(Page and application data records)
......

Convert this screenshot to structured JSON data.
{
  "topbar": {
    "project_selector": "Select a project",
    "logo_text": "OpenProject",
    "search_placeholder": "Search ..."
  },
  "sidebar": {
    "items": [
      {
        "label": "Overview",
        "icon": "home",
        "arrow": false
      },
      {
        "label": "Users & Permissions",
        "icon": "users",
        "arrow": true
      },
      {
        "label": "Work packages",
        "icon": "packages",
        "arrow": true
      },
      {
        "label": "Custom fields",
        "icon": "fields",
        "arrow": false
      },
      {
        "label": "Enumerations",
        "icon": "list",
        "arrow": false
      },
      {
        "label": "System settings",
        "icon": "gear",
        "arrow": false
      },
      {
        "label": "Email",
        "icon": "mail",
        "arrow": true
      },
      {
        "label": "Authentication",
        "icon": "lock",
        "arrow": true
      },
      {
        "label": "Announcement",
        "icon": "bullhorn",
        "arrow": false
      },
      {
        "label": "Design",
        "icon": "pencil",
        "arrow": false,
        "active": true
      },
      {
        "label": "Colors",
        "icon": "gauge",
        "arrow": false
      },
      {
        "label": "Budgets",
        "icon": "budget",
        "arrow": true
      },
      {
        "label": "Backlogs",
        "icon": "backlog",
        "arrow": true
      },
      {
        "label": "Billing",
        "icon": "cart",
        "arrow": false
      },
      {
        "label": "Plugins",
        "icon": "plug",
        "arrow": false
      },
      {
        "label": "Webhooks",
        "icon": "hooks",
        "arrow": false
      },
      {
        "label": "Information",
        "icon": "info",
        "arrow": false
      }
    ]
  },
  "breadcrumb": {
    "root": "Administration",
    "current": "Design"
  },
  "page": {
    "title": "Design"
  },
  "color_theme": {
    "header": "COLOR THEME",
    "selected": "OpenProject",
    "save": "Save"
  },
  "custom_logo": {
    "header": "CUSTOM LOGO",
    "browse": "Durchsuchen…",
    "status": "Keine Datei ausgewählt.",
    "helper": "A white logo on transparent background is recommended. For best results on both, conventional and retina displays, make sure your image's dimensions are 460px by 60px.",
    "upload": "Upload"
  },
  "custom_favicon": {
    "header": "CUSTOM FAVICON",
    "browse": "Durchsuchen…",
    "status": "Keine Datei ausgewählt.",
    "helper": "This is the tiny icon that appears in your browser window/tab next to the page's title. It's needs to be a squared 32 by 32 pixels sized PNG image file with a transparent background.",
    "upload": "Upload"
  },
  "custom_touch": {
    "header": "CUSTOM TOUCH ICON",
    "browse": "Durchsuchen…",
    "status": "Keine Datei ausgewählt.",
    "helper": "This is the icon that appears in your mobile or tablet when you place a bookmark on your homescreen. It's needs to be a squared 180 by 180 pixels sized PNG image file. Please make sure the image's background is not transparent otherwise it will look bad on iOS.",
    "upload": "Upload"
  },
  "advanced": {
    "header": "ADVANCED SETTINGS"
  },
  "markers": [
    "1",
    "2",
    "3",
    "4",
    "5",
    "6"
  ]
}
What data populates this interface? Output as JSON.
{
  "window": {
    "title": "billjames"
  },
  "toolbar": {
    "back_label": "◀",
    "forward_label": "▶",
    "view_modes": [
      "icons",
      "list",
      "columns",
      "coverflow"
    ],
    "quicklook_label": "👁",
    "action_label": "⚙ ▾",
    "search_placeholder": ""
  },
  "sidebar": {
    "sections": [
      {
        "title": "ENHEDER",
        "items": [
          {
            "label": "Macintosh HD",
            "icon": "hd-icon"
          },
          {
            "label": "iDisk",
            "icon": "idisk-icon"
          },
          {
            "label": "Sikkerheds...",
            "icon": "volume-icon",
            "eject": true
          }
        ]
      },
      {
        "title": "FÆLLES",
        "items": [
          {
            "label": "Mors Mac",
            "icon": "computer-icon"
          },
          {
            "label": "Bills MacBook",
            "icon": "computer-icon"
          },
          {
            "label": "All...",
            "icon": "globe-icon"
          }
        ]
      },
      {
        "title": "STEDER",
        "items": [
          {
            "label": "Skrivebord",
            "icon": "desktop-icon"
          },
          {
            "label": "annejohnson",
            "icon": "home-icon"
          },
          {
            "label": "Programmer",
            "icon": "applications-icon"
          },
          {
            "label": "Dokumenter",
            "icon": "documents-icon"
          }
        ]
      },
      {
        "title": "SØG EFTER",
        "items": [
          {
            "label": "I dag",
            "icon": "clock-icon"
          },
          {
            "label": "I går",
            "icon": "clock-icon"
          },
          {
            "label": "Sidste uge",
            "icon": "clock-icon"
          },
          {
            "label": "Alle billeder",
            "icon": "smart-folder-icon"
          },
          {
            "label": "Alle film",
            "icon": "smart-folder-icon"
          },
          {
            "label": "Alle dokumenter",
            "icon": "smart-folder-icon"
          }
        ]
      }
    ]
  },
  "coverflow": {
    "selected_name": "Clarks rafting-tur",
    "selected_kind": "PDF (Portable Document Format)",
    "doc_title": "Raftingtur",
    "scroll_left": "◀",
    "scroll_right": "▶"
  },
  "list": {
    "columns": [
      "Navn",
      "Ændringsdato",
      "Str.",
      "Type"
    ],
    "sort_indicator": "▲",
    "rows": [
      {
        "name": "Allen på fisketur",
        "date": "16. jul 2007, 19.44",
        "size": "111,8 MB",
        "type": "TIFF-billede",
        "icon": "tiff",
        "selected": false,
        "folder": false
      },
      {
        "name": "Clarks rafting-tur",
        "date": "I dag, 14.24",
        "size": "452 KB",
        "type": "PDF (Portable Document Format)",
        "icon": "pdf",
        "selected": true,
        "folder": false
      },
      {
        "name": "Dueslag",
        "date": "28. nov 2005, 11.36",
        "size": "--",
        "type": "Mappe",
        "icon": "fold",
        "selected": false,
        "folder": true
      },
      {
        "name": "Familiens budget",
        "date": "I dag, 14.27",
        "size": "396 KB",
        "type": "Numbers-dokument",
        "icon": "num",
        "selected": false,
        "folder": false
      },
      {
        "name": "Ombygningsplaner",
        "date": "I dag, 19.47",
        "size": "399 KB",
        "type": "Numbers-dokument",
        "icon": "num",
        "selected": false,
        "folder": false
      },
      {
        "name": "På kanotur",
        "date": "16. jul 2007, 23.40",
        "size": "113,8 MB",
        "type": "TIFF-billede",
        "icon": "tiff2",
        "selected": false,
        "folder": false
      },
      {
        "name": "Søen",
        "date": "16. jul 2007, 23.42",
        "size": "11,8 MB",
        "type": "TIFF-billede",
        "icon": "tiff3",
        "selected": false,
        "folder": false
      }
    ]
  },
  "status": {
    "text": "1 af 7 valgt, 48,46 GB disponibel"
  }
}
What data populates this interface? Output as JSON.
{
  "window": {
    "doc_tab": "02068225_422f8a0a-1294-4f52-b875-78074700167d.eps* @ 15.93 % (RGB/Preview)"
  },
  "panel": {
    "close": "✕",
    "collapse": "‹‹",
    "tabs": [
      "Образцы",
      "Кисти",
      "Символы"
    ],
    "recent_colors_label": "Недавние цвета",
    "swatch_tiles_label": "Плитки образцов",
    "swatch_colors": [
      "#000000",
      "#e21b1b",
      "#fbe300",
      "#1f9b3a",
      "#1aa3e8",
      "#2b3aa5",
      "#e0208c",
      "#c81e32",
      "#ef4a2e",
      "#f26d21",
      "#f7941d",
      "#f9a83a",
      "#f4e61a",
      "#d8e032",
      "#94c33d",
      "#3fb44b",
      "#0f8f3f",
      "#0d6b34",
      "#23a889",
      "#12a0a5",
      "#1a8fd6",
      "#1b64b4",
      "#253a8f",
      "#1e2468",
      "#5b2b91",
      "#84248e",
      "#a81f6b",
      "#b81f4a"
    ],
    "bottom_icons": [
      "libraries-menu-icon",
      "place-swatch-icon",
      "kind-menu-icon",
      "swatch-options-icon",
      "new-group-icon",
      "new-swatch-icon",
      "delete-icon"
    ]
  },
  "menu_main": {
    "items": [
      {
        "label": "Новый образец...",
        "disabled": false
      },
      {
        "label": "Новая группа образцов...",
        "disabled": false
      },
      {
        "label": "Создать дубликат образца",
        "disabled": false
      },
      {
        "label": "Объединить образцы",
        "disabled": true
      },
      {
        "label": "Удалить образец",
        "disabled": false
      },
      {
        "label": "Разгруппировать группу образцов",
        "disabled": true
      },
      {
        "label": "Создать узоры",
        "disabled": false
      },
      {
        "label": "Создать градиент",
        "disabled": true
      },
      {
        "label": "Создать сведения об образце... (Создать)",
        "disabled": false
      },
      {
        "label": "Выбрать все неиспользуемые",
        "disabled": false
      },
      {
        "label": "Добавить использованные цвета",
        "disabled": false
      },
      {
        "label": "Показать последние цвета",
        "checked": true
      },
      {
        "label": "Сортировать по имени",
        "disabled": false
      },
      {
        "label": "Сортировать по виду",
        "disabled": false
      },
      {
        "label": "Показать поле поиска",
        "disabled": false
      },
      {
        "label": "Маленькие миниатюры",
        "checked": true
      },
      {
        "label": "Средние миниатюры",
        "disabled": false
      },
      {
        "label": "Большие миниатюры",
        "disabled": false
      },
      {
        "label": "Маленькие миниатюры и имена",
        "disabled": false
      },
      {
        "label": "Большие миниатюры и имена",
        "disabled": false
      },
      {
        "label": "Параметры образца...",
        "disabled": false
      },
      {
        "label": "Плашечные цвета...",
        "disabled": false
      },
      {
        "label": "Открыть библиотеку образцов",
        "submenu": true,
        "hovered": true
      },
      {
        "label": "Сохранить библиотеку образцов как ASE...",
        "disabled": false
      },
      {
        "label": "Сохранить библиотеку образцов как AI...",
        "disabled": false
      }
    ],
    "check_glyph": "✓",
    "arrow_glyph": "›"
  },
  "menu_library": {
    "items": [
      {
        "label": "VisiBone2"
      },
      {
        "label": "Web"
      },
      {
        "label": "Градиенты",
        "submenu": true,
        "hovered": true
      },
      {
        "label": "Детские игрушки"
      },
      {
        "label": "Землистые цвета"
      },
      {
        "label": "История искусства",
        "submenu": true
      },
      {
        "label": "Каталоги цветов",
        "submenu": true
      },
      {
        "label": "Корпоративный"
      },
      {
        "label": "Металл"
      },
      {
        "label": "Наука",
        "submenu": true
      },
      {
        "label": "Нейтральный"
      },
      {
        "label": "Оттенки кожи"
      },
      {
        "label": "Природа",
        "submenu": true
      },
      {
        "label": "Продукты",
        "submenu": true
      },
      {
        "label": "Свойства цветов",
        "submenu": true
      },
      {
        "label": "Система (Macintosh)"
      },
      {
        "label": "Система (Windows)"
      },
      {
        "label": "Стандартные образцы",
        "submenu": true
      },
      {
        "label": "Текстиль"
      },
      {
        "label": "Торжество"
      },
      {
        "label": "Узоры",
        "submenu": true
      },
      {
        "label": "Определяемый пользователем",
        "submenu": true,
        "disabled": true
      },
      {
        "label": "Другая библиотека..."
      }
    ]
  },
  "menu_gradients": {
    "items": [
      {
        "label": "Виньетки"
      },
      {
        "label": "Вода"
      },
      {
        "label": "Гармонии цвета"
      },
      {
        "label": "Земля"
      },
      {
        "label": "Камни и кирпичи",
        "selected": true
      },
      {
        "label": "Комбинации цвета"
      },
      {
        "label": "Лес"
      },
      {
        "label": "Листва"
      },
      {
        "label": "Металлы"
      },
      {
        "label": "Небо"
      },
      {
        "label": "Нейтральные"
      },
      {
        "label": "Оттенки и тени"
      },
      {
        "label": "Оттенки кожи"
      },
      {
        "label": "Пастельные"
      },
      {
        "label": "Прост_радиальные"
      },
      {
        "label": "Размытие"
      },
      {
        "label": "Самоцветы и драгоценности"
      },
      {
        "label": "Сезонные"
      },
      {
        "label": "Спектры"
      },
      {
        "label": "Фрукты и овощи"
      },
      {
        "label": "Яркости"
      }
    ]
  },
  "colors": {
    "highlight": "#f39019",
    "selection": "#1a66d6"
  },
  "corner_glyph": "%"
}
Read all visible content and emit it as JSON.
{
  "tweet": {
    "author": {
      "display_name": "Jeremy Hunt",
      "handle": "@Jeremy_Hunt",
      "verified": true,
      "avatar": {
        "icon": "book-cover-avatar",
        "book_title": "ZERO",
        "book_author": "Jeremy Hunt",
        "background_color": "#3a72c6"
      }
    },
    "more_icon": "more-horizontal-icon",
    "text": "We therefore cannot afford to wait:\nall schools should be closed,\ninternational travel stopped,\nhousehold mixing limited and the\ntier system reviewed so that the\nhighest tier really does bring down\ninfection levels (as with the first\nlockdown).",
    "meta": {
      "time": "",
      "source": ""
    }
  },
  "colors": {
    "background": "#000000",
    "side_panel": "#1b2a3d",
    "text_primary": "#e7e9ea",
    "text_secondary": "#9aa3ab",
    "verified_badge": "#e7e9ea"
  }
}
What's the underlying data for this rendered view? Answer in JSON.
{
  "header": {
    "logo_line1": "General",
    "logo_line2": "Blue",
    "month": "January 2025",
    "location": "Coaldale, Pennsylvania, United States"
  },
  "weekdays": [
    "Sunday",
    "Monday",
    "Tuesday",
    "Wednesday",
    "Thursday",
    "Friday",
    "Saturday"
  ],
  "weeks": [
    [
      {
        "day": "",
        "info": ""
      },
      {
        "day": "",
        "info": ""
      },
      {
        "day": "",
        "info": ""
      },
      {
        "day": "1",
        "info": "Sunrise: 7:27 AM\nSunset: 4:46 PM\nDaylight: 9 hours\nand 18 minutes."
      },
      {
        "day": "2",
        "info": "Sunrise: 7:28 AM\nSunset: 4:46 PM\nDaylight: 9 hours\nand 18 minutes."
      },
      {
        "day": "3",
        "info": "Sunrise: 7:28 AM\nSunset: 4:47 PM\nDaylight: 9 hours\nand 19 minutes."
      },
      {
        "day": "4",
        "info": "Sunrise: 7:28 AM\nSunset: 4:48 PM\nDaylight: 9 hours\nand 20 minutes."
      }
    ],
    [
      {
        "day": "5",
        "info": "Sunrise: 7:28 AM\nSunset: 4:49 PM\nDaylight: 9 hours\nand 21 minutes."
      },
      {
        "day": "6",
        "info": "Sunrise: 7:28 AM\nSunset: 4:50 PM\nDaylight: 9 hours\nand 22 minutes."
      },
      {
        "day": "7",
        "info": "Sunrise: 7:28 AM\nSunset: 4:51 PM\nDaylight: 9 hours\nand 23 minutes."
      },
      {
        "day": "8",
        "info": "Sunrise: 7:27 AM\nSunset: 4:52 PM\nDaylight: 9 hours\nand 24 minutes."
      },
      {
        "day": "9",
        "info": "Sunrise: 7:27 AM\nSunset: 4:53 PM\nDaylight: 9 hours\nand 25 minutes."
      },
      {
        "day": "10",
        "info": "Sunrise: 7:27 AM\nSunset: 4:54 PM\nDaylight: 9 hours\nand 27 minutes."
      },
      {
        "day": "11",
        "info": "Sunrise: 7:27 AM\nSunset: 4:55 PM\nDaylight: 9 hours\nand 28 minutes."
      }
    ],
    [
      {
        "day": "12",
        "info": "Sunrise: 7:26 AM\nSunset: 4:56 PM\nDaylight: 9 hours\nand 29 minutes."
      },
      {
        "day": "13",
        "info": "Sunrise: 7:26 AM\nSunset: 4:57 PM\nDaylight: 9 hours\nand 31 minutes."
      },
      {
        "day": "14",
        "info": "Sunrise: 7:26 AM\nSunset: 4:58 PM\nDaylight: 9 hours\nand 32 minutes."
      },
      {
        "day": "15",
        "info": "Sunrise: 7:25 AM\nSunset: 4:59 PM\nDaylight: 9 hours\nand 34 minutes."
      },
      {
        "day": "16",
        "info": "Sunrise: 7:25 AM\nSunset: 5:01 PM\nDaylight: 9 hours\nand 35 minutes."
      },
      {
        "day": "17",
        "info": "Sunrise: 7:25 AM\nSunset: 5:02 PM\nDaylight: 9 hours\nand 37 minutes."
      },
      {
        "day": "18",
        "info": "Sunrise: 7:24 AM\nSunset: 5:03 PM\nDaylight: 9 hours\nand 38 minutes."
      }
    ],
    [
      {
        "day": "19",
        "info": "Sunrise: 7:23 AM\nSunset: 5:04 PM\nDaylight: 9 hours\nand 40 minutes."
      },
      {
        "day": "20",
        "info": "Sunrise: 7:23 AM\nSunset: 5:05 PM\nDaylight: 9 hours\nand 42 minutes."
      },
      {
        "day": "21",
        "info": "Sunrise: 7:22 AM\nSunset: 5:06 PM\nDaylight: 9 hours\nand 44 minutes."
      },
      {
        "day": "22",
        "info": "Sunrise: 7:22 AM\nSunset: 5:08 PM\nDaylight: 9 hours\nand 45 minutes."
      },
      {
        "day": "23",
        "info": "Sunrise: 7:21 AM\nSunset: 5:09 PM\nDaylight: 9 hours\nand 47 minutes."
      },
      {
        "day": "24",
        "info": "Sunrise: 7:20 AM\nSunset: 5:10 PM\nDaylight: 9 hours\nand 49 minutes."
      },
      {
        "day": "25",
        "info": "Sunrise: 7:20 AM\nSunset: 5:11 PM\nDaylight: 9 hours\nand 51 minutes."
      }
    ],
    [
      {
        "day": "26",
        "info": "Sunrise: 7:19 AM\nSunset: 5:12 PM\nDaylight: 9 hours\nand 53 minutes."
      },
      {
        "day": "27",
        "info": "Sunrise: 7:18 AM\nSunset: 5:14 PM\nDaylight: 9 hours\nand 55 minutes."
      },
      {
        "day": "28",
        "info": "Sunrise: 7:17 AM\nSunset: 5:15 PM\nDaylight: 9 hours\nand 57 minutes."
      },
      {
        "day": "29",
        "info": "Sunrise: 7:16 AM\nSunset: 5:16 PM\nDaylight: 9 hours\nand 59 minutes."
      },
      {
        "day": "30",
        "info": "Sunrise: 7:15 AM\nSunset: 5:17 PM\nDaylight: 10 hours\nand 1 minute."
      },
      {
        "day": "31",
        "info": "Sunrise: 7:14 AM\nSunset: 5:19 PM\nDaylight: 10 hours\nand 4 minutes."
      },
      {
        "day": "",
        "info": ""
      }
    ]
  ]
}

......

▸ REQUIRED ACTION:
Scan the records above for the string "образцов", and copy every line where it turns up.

▸ EXERCISE RESULT:
    "swatch_tiles_label": "Плитки образцов",
        "label": "Новая группа образцов...",
        "label": "Разгруппировать группу образцов",
        "label": "Открыть библиотеку образцов",
        "label": "Сохранить библиотеку образцов как ASE...",
        "label": "Сохранить библиотеку образцов как AI...",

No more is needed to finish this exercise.